Some extensive research (10 seconds on Google), told me that hugging therapy is definitely a THING (although lots of people on the Internet seemed more concerned with debating how far they could push the physical boundaries between themselves and their therapists). Regular hugging has also been shown to cut heart disease in women by reducing blood pressure, relieve stress and remove fear.

So, my options are thus:

- Start tapping Phoebe up for more treatments, but risk being accused of Travolta-style shennanigans when I inevitably start fetishising shoulder rubs.
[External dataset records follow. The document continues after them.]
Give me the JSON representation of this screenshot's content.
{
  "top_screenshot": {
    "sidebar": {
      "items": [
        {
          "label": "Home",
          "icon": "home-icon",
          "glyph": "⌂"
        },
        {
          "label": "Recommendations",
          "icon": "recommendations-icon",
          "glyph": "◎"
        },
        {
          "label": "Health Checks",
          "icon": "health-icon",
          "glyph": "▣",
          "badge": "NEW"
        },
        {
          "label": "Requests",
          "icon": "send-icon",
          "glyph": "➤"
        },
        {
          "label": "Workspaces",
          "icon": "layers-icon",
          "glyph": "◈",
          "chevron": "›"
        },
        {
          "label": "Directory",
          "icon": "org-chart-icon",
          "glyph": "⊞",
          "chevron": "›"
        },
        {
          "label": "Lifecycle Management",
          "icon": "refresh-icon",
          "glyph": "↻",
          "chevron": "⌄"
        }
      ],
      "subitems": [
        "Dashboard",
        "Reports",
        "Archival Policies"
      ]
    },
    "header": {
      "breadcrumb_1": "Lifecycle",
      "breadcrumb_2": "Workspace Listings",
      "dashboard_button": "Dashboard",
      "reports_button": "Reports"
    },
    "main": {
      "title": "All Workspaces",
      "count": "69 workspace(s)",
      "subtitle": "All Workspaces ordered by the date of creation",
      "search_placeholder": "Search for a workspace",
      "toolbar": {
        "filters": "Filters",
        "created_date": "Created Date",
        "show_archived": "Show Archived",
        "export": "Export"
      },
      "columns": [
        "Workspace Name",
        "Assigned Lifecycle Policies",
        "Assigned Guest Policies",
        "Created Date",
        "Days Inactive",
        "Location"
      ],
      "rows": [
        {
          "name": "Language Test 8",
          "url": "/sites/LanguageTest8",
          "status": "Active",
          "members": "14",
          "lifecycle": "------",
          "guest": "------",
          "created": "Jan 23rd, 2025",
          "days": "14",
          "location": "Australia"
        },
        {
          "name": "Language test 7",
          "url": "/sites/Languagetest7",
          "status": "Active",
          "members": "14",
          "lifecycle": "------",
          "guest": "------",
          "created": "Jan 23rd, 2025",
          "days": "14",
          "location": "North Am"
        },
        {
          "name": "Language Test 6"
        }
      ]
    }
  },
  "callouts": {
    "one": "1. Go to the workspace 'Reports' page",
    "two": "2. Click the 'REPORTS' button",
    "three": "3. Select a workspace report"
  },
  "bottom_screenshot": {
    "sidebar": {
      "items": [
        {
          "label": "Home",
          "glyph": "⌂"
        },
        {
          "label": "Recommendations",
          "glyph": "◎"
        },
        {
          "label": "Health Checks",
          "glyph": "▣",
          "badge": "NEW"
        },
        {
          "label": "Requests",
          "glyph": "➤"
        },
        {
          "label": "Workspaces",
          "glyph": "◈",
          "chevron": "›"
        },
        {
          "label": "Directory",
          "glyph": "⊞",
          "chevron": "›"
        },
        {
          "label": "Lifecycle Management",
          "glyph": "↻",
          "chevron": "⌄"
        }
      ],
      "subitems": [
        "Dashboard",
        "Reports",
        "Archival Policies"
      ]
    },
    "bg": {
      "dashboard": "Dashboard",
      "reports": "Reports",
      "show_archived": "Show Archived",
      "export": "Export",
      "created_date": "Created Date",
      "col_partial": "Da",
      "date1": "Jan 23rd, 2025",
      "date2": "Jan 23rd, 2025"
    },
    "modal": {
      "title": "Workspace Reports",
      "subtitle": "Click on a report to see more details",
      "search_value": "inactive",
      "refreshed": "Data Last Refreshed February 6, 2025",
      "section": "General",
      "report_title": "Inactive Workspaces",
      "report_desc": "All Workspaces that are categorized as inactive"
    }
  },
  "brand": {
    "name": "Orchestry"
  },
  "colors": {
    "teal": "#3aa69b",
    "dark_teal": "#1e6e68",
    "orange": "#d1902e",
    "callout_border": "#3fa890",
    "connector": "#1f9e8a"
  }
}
- Start a hug club with all my single friends, where we put aside our natural reticence and just squeeze out all those endorphins together in the pub.

- Go on Craigslist and find a hugging fetishist who’s after no-strings cuddles once a week.

- Set up an XoJane UK cuddling stand somewhere in London where you lovely lot all just line up to give me a hug. No? No-one? Tumbleweed?